FILM: by Richard EganNews Weekly
Appeals against degrading movies rejected
, July 31, 2004
The Classification Review Board has rejected appeals against the R18+ classification of the films Irreversible and L'anatomie de l'enfer (Anatomy of Hell).
Appeals against both films were held after South Australia's Attorney-General, Mr Michael Atkinson, requested the Federal Attorney-General, Mr Philip Ruddock, to apply for an appeal. (Under the national classification scheme, the Federal Minister must apply for an appeal if any State or Territory minister requests him to do so).
The Australian Family Association had attempted to bring an earlier appeal against Irreversible
, but this appeal was not heard after the Board declined to exercise their discretion to hear an appeal outside the 30-day limit following the original classification decision. This limit does not apply to appeals submitted by the Attorney-General. The AFA was also an appellant in its own right in the appeal against L'anatomie de l'enfer
This was the first time that new legislative provisions defining who qualified as a "person aggrieved" by a classification decision were tested. The Board considered that the AFA qualified in this case because part of the "contentious matter" of the film was the depiction of child sexual abuse and it was accepted that the AFA had a specific interest in this issue. This narrow interpretation of the provisions may make it difficult for community groups to be accepted as "persons aggrieved" in relation to other appeals.
The Board's decisions, made on June 30 and July 7 respectively, to allow these films to be publicly exhibited, with an R18+ classification, represents a new low in film classification in Australia. Irreversible
features a nine-minute scene of a woman being anally raped. L'anatomie de l'enfer
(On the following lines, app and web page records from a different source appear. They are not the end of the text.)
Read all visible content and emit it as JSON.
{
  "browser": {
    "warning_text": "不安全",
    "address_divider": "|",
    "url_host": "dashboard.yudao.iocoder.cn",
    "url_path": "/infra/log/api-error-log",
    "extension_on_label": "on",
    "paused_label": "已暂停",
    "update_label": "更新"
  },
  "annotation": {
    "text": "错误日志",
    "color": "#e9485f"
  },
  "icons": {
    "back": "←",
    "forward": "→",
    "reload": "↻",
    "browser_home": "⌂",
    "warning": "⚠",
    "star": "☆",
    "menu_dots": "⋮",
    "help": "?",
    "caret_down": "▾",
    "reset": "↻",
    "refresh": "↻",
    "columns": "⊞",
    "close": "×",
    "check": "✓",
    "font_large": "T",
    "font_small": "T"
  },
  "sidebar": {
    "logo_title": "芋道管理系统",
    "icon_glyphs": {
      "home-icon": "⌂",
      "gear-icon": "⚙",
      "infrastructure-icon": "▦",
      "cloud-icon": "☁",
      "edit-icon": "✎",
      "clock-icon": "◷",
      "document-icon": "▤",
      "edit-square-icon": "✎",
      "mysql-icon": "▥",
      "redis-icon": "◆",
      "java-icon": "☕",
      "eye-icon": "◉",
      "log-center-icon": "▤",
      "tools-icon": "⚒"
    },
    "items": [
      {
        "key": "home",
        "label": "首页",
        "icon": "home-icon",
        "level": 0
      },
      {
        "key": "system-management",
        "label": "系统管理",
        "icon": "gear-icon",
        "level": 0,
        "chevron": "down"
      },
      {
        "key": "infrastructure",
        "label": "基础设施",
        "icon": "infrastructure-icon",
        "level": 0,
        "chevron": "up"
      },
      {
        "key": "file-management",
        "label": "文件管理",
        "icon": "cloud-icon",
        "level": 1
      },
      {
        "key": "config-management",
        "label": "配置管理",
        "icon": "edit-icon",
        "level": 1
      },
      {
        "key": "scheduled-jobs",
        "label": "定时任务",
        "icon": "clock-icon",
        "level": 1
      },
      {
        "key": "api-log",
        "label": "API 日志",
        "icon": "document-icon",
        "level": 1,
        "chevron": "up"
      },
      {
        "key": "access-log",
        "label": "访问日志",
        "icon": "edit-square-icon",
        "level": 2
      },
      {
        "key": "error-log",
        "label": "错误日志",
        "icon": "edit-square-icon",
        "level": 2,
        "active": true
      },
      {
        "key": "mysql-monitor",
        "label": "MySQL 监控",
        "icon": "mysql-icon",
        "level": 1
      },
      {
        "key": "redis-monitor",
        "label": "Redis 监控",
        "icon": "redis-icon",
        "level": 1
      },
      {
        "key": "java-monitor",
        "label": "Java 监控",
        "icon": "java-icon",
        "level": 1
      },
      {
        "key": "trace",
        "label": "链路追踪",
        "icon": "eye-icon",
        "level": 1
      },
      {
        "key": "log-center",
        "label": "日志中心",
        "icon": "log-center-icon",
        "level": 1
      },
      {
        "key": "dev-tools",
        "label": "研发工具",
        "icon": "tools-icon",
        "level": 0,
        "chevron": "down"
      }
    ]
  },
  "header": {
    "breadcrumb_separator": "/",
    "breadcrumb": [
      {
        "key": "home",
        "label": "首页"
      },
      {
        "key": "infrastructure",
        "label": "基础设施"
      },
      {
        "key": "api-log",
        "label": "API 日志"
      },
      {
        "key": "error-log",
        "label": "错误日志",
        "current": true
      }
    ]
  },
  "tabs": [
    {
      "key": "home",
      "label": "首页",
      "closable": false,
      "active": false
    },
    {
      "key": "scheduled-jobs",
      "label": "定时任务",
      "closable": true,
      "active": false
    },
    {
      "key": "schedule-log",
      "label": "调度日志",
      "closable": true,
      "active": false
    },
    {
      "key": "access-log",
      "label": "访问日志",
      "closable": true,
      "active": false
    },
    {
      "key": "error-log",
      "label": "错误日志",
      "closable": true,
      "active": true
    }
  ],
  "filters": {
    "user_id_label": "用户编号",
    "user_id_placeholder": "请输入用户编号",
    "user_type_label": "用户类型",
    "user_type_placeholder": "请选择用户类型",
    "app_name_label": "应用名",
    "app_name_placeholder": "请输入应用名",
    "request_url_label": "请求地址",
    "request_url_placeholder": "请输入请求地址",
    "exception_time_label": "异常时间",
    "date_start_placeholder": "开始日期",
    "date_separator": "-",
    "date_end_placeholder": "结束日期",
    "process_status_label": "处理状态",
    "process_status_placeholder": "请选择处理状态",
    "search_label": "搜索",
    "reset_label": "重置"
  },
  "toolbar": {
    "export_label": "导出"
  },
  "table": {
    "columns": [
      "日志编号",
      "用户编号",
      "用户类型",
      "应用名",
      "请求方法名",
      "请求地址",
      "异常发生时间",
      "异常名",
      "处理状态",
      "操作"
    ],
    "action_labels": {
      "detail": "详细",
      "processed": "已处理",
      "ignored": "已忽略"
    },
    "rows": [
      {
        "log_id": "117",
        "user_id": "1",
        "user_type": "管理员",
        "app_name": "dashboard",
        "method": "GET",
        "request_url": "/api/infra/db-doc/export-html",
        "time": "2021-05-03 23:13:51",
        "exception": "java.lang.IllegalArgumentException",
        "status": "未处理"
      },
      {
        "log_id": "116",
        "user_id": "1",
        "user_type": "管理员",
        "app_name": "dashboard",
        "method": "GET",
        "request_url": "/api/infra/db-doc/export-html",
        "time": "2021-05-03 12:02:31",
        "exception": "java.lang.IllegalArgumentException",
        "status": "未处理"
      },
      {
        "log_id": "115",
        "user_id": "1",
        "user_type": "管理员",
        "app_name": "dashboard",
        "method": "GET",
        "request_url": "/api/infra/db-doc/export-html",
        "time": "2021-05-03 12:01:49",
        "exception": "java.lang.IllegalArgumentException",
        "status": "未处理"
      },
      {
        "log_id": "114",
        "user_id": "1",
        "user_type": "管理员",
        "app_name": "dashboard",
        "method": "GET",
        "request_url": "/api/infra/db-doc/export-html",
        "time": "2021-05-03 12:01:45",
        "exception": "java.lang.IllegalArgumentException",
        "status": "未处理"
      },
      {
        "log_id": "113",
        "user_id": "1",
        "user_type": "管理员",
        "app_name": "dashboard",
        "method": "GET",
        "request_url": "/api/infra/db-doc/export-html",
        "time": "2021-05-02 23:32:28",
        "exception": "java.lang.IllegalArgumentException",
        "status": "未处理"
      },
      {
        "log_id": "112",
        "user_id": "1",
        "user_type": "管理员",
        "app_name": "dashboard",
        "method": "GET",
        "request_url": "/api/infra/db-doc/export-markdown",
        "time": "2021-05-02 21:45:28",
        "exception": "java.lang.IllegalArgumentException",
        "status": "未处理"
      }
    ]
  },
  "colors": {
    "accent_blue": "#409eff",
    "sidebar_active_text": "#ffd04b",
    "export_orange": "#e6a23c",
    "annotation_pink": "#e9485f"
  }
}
features a scene implying the sexual abuse of a pre-pubescent girl which includes a shot of the lower half of the girl's naked body with the focus on her genitals. This scene is immediately followed by one of several actual sex scenes in the film.
The approval by the Classification Review Board of these two films, each of which contains several actual sex scenes, also continues and expands the so-called 'limited discretion' to allow actual sex in a film classified R18+ that the Board first created in its January 2000 decision on the film, Romance
There used to be a bright white line between X films, which may not be publicly exhibited and can only be sold in the ACT and the Northern Territory, in which actual sex is shown, but no violence or sexual violence is permitted, and R18+ films in which no actual sex was permitted.
decision ignored a specific rule in the pre-2003 guidelines that stated that "nudity in a sexual context must not involve obvious genital contact". This rule was abolished in the 2003 guidelines, paving the way for the routine approval of movies with actual sex with a R18+ classification. Since the 2003 guidelines came into effect at least four movies with actual sex scenes have been passed for public exhibition.
This drop in standards is also observable in the G classification. Movies classified G under the new Guidelines include references to visiting a brothel for sex (Love's Brother
), to sexual touching (Ned
) and to whores (The Cat in the Hat
, which, like Mark Latham discussing conservative columnist for The Australian
, Janet Albrechtsen, thinks the gangsta rap term "skanky ho" is cool).
Concerned community groups must now await the outcome of the operational review into the 2003 guidelines to see if this review honestly reports the lowering of standards under the new Guidelines. Regardless of the findings of the Review, both political parties need to be pressed for a commitment to restore integrity to the classification process.